Funny Side Up

Looking back at 2017

December 29, 2017

2017 started off on a noisy note thanks to people blasting a LOT of crackers. So the backstreet dogs decided to howl before their standard 3AM standup meeting. Just like other people, I happened to go through ups and downs in this year. But unlike other people, I am going to label them as lessons learnt and nothing else.

Play time

I finally got to act in a play that was 80 minutes long. It was about 5 people in a line and their struggles of coming first in it. We had two shows - one in Bangalore and another in Madras under the banner of CreaShakthi, a prominent theater group in Madras. In spite of living in different continents of Bangalore, we managed to practice quite a bit before the play. All the credits go to my friends who trained me.


This year has been quite eventful as a developer -

  • Learnt the hard way - Code is written for other humans to read. With enough documentation and context, if people are unable to understand what you have tried to express in your code, you have failed.

  • Started working with React, Webpack and SASS Coming from a (non-Javascript) Python background, I found the learning curve for React to be steep. Especially wrapping around the concepts of UI as (almost) pure functions. Learning Webpack was a hard challenge, initially. I gave up in February until I tried again in July for one of my side projects. SASS was fun to learn. It enabled writing maintainable code.

  • Started working with React Native The main challenge of React Native is related to the initial setup of Android SDKs and XCode, a few months later. Since React Native is a framework based on React, it was not a steep learning curve as I expected. For people wondering if choosing React Native would speed things up development wise - it totally depends on the people involved.

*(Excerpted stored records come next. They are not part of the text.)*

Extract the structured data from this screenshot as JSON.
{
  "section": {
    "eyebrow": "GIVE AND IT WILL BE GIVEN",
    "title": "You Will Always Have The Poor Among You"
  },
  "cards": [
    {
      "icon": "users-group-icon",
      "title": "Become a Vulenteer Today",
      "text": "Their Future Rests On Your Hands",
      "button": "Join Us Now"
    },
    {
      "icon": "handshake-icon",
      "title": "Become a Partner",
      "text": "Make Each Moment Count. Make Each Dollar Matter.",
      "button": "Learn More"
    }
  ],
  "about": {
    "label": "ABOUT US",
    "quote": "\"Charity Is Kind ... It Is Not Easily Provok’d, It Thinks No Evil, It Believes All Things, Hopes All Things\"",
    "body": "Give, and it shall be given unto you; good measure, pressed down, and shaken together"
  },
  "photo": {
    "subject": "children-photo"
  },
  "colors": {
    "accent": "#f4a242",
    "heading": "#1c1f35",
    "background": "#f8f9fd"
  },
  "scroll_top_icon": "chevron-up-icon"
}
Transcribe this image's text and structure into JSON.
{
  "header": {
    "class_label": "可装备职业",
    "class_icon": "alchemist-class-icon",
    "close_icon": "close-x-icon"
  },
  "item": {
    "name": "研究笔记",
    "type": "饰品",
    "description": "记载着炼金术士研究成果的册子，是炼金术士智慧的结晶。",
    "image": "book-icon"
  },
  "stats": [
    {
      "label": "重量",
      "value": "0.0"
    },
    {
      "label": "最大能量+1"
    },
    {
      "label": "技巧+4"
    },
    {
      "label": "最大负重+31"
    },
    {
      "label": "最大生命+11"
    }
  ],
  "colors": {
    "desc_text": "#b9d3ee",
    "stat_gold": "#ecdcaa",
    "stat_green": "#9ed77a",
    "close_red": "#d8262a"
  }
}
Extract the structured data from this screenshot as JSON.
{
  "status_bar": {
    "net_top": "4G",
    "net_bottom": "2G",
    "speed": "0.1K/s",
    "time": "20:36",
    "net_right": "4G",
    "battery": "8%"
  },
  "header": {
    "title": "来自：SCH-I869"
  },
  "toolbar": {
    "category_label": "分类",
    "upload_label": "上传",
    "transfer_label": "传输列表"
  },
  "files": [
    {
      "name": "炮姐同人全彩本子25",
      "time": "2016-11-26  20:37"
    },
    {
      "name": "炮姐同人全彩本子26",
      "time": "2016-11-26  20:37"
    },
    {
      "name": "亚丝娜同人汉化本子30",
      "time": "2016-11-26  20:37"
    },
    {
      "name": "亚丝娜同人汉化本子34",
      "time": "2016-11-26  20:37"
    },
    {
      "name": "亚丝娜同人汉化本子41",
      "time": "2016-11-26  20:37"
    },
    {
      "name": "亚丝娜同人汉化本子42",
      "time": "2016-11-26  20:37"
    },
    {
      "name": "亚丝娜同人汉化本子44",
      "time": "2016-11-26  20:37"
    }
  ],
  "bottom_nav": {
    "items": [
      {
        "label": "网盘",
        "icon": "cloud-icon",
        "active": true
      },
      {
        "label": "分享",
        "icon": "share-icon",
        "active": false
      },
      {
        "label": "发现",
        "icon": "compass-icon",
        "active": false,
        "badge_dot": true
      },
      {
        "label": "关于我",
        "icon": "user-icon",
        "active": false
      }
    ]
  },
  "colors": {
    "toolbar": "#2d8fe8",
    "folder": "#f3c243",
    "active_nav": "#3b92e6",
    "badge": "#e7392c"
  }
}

  • Learnt about the whole lifecycle of product development It starts with discussing what features are required in said product. After said heated discussions it formally becomes a product requirements document which becomes my source of truth. Sometime design mocks also come through to you. After that it’s all about planning, project structuring, chunking down objectives into tasks with deadlines, setting a deadline, being accountable with regular updates to whoever you’re reporting to and delivering it before or on agreed delivery date.

  • Launched my side project web app called FootyFollowr I finally got around to solve a problem I faced ever since I graduated in 2015 - following football leagues without the fuss. This post explains it better.

  • Lesson learnt - If you’re planning on launching an idea of yours, launch a functional version first, get critical feedback and iterate on it. Chasing perfection without launching or iterating on a lauched version is useless. This applies to any idea - it may be a side project or it might related to work.

  • Code reviews are useful Code reviews are useful if the people involved are objective in their criticisms. Otherwise it’s just pain and frustration. Especially if you’re dealing with someone obsessed with single quotes, commit squashing and incomprehensible commit messages that are of no use to anybody reading it.

  • Burning out is common If you don’t know what a burnout is, Psychology Today has succintly explained it here. Usually taking a break and/or spending time with family helps you get out of one. But if the issue you’re dealing with is something deeper, then you have to address the issue before taking any break that’d be useful. If the issue is related to people who are incapable to or won’t address the issue, fortunately you’re not alone. Ignore anyone who suggests allopathic “solutions” to your problem in the pretext of solving it.

  • Context switching is hard If you’re not sure what I am talking about read this comic. If you’re still unsure, please read the reddit thread associated with said comic and this article by Joel Spolsky. Non-technical folks won’t get the pain of context switching. Heck they think it’s a joke.

  • Blogging is fun and useful After years of contemplation, I have started to blog mostly about my musings as developer here. It is fun and useful because I am documenting things that I encounter.


  • I recommend everybody study Dale Carnegie’s How to win friends and influence people, remember his teachings and apply it when dealing with people. This is a note to self.

  • Be objective wherever possible. I say ‘whenever possible’ because you’re dealing with beings of emotion. Objectivity won’t work every time. Try throwing objectivity at your girlfriend when she’s pissed off at you for emotional reasons and see what happens. Trust me, it’s a fun experiment.

  • Try to communicate in a crisp and concise manner devoid of any tones. I am still learning how to.

  • Be nice to people. Saying “hello”, “thank you” etc goes a long way.

  • There is a clear difference between being straightforward and being a dick. Some wise people I know made me understand the difference.

  • Avoid or minimize contact with people who think the world revolves around them.

  • Try to factor in an individual’s effort into something when giving feedback.

  • Try not to narrativize your way through everyday life. Read this Buzzfeed longread (I promise it’s neither an oxymoron nor a listicle) if you’re unsure of what I am talking about.


I’ll be honest here. I am not an avid reader. I managed to read 3 books this year - Outliers by Malcom Gladwell, The Defining Decade by Meg Ryan and How to win friends and influence people by Dale Carnegie. The important thing about reading non-fiction books is to hopefully understand, analyze and apply them in your life.

As a footnote, I would like to thank everybody involved in the past year. You know who you’re.

May The Force Live Long and Prosper With You!

Santosh Venkatraman

Personal blog by Santosh Venkatraman.
Technology, life, and such.